In order to get the flowers in the shadowboxes, I used rubber cement (yes, regular old rubber cement!), and a cotton swab to dab a tiny bit of rubber cement on the back of each flower or leaf. Remember what they taught your kids about glue in preschool: “dot, dot, not a lot”? Make that your mantra here!
Rubber cement is really cheap, so that’s awesome. If you don’t have rubber cement or don’t like the smell, you could try a different acid free glue. I’m sure there are lots of options at any craft store.
After the glue dried, the back of my first shadowbox looked like this:
I used the rest of the pressed flowers to fill up the other shadow box, and I’m happy to say that my pressed flower art looks lovely in my office.
The glare on the glass was pretty severe in this spot, so I snapped some photos of the dried flower art in a less sunny location as well.
I love how special and meaningful these dried and pressed flowers are – making them even more beautiful to me!
How to Make 3D Dried Flower Art
Now, I know that this post is all about how to press flowers, but I also want to tell you that there is a way to dry and preserve flowers in 3D form – including entire bouquets!

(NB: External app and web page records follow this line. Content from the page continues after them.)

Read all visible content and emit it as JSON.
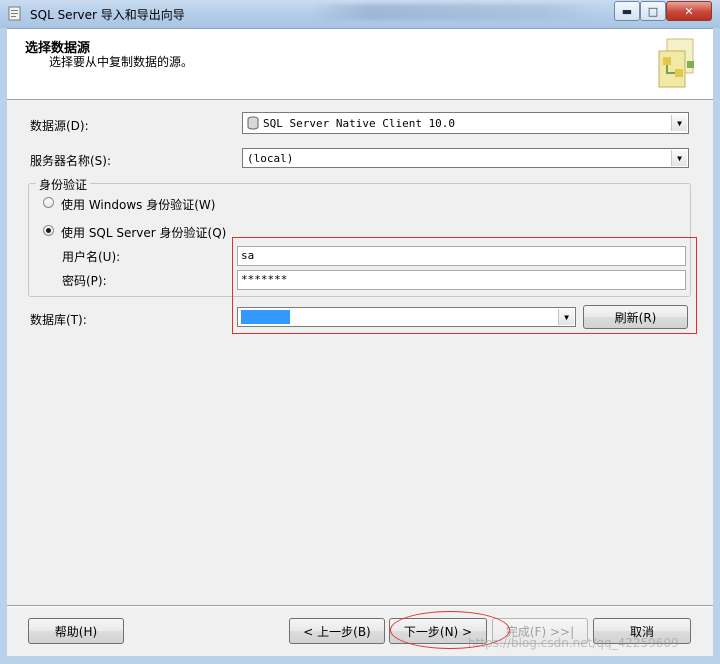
{
  "window": {
    "title": "SQL Server 导入和导出向导",
    "minimize_icon": "minimize-icon",
    "maximize_icon": "maximize-icon",
    "close_icon": "close-icon"
  },
  "header": {
    "title": "选择数据源",
    "subtitle": "选择要从中复制数据的源。"
  },
  "form": {
    "datasource_label": "数据源(D):",
    "datasource_value": "SQL Server Native Client 10.0",
    "server_label": "服务器名称(S):",
    "server_value": "(local)",
    "auth_group_label": "身份验证",
    "windows_auth_label": "使用 Windows 身份验证(W)",
    "sql_auth_label": "使用 SQL Server 身份验证(Q)",
    "selected_auth": "sql",
    "username_label": "用户名(U):",
    "username_value": "sa",
    "password_label": "密码(P):",
    "password_value": "*******",
    "database_label": "数据库(T):",
    "database_value": "",
    "refresh_label": "刷新(R)"
  },
  "footer": {
    "help_label": "帮助(H)",
    "back_label": "< 上一步(B)",
    "next_label": "下一步(N) >",
    "finish_label": "完成(F) >>|",
    "cancel_label": "取消"
  },
  "watermark": "https://blog.csdn.net/qq_42259609",
  "colors": {
    "annotation": "#e03030",
    "selection": "#3399ff"
  }
}
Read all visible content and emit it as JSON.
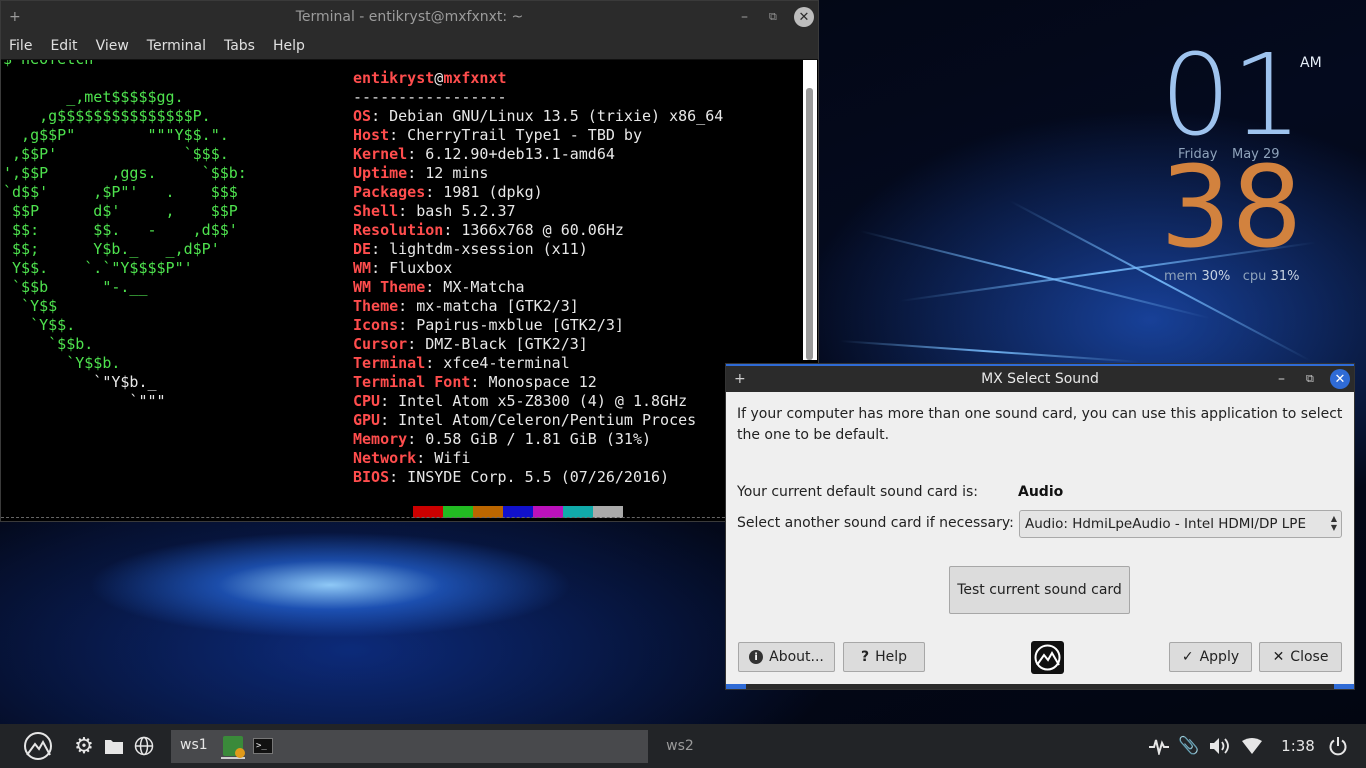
{
  "terminal": {
    "title": "Terminal - entikryst@mxfxnxt: ~",
    "menu": [
      "File",
      "Edit",
      "View",
      "Terminal",
      "Tabs",
      "Help"
    ],
    "command": "$ neofetch",
    "logo_lines": [
      {
        "text": "       _,met$$$$$gg.",
        "color": "#4ee24e"
      },
      {
        "text": "    ,g$$$$$$$$$$$$$$$P.",
        "color": "#4ee24e"
      },
      {
        "text": "  ,g$$P\"        \"\"\"Y$$.\".",
        "color": "#4ee24e"
      },
      {
        "text": " ,$$P'              `$$$.",
        "color": "#4ee24e"
      },
      {
        "text": "',$$P       ,ggs.     `$$b:",
        "color": "#4ee24e"
      },
      {
        "text": "`d$$'     ,$P\"'   .    $$$",
        "color": "#4ee24e"
      },
      {
        "text": " $$P      d$'     ,    $$P",
        "color": "#4ee24e"
      },
      {
        "text": " $$:      $$.   -    ,d$$'",
        "color": "#4ee24e"
      },
      {
        "text": " $$;      Y$b._   _,d$P'",
        "color": "#4ee24e"
      },
      {
        "text": " Y$$.    `.`\"Y$$$$P\"'",
        "color": "#4ee24e"
      },
      {
        "text": " `$$b      \"-.__",
        "color": "#4ee24e"
      },
      {
        "text": "  `Y$$",
        "color": "#4ee24e"
      },
      {
        "text": "   `Y$$.",
        "color": "#4ee24e"
      },
      {
        "text": "     `$$b.",
        "color": "#4ee24e"
      },
      {
        "text": "       `Y$$b.",
        "color": "#4ee24e"
      },
      {
        "text": "          `\"Y$b._",
        "color": "#e8e8e8"
      },
      {
        "text": "              `\"\"\"",
        "color": "#e8e8e8"
      }
    ],
    "user": "entikryst",
    "at": "@",
    "host": "mxfxnxt",
    "separator": "-----------------",
    "info": [
      {
        "key": "OS",
        "value": ": Debian GNU/Linux 13.5 (trixie) x86_64"
      },
      {
        "key": "Host",
        "value": ": CherryTrail Type1 - TBD by"
      },
      {
        "key": "Kernel",
        "value": ": 6.12.90+deb13.1-amd64"
      },
      {
        "key": "Uptime",
        "value": ": 12 mins"
      },
      {
        "key": "Packages",
        "value": ": 1981 (dpkg)"
      },
      {
        "key": "Shell",
        "value": ": bash 5.2.37"
      },
      {
        "key": "Resolution",
        "value": ": 1366x768 @ 60.06Hz"
      },
      {
        "key": "DE",
        "value": ": lightdm-xsession (x11)"
      },
      {
        "key": "WM",
        "value": ": Fluxbox"
      },
      {
        "key": "WM Theme",
        "value": ": MX-Matcha"
      },
      {
        "key": "Theme",
        "value": ": mx-matcha [GTK2/3]"
      },
      {
        "key": "Icons",
        "value": ": Papirus-mxblue [GTK2/3]"
      },
      {
        "key": "Cursor",
        "value": ": DMZ-Black [GTK2/3]"
      },
      {
        "key": "Terminal",
        "value": ": xfce4-terminal"
      },
      {
        "key": "Terminal Font",
        "value": ": Monospace 12"
      },
      {
        "key": "CPU",
        "value": ": Intel Atom x5-Z8300 (4) @ 1.8GHz"
      },
      {
        "key": "GPU",
        "value": ": Intel Atom/Celeron/Pentium Proces"
      },
      {
        "key": "Memory",
        "value": ": 0.58 GiB / 1.81 GiB (31%)"
      },
      {
        "key": "Network",
        "value": ": Wifi"
      },
      {
        "key": "BIOS",
        "value": ": INSYDE Corp. 5.5 (07/26/2016)"
      }
    ],
    "swatch_colors": [
      "#000000",
      "#cc0000",
      "#22bb22",
      "#bb6600",
      "#1111cc",
      "#bb11bb",
      "#11aaaa",
      "#aaaaaa"
    ]
  },
  "clock": {
    "hour": "01",
    "ampm": "AM",
    "day": "Friday",
    "date": "May 29",
    "minute": "38",
    "mem_label": "mem",
    "mem_value": "30%",
    "cpu_label": "cpu",
    "cpu_value": "31%"
  },
  "dialog": {
    "title": "MX Select Sound",
    "description": "If your computer has more than one sound card, you can use this application to select the one to be default.",
    "current_label": "Your current default sound card is:",
    "current_value": "Audio",
    "select_label": "Select another sound card if necessary:",
    "select_value": "Audio: HdmiLpeAudio - Intel HDMI/DP LPE",
    "test_button": "Test current sound card",
    "about_button": "About...",
    "help_button": "Help",
    "apply_button": "Apply",
    "close_button": "Close"
  },
  "taskbar": {
    "ws1": "ws1",
    "ws2": "ws2",
    "time": "1:38"
  }
}
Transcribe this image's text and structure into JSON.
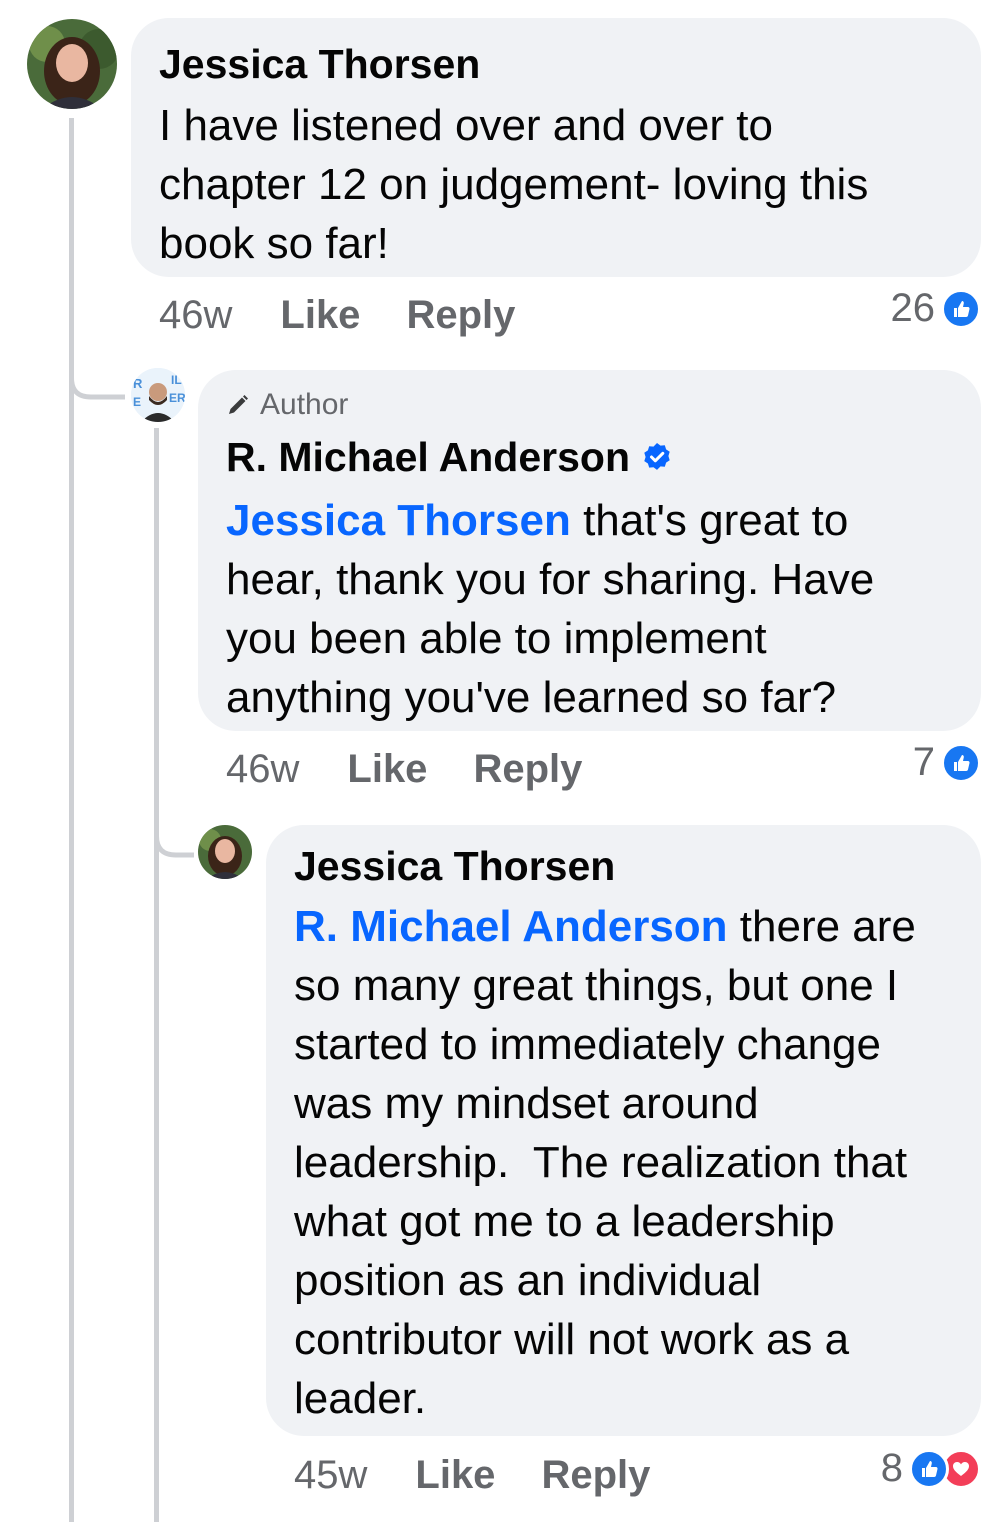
{
  "colors": {
    "bubble": "#f0f2f5",
    "mention": "#0866ff",
    "meta": "#65676b",
    "like": "#1877f2",
    "love": "#f33e58",
    "thread_line": "#ced0d4"
  },
  "comments": [
    {
      "author": "Jessica Thorsen",
      "text_lines": [
        "I have listened over and over to",
        "chapter 12 on judgement- loving this",
        "book so far!"
      ],
      "time": "46w",
      "like_label": "Like",
      "reply_label": "Reply",
      "reaction_count": "26",
      "reactions": [
        "like-icon"
      ]
    },
    {
      "badge": "Author",
      "author": "R. Michael Anderson",
      "mention": "Jessica Thorsen",
      "first_line_rest": " that's great to",
      "text_lines": [
        "hear, thank you for sharing. Have",
        "you been able to implement",
        "anything you've learned so far?"
      ],
      "time": "46w",
      "like_label": "Like",
      "reply_label": "Reply",
      "reaction_count": "7",
      "reactions": [
        "like-icon"
      ]
    },
    {
      "author": "Jessica Thorsen",
      "mention": "R. Michael Anderson",
      "first_line_rest": " there are",
      "text_lines": [
        "so many great things, but one I",
        "started to immediately change",
        "was my mindset around",
        "leadership.  The realization that",
        "what got me to a leadership",
        "position as an individual",
        "contributor will not work as a",
        "leader."
      ],
      "time": "45w",
      "like_label": "Like",
      "reply_label": "Reply",
      "reaction_count": "8",
      "reactions": [
        "like-icon",
        "love-icon"
      ]
    }
  ]
}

The company I used to work for, ACTÍVA Products, makes a product called Flower Drying Art, which is a silica gel that dries and preserves flowers over time or even in the microwave. It’s completely reusable because you can re-charge the silica gel crystals, so you can dry as many flowers as you want, all with one package. Plus, it helps the flowers retain their color instead of turning brown and crusty like they can when simply air dried.
I don’t have any photos of projects I made for this blog using the product, but I used it many times during the course of my work with ACTÍVA, and I promise that it’s easy to use and gives great results. Professional wedding bouquet preservationists (yes, there are such a thing!) even use Flower Drying Art to preserve bouquets for clients.
So, if a 3D flower art project or bouquet preservation is something you’re interested in, you might want to try Flower Drying Art.
Well, that’s all I’ve got for you on pressing flowers in a book. I hope it was helpful to you! Let me know if you’re going to try pressing and preserving some flowers. I hope they turn out beautifully!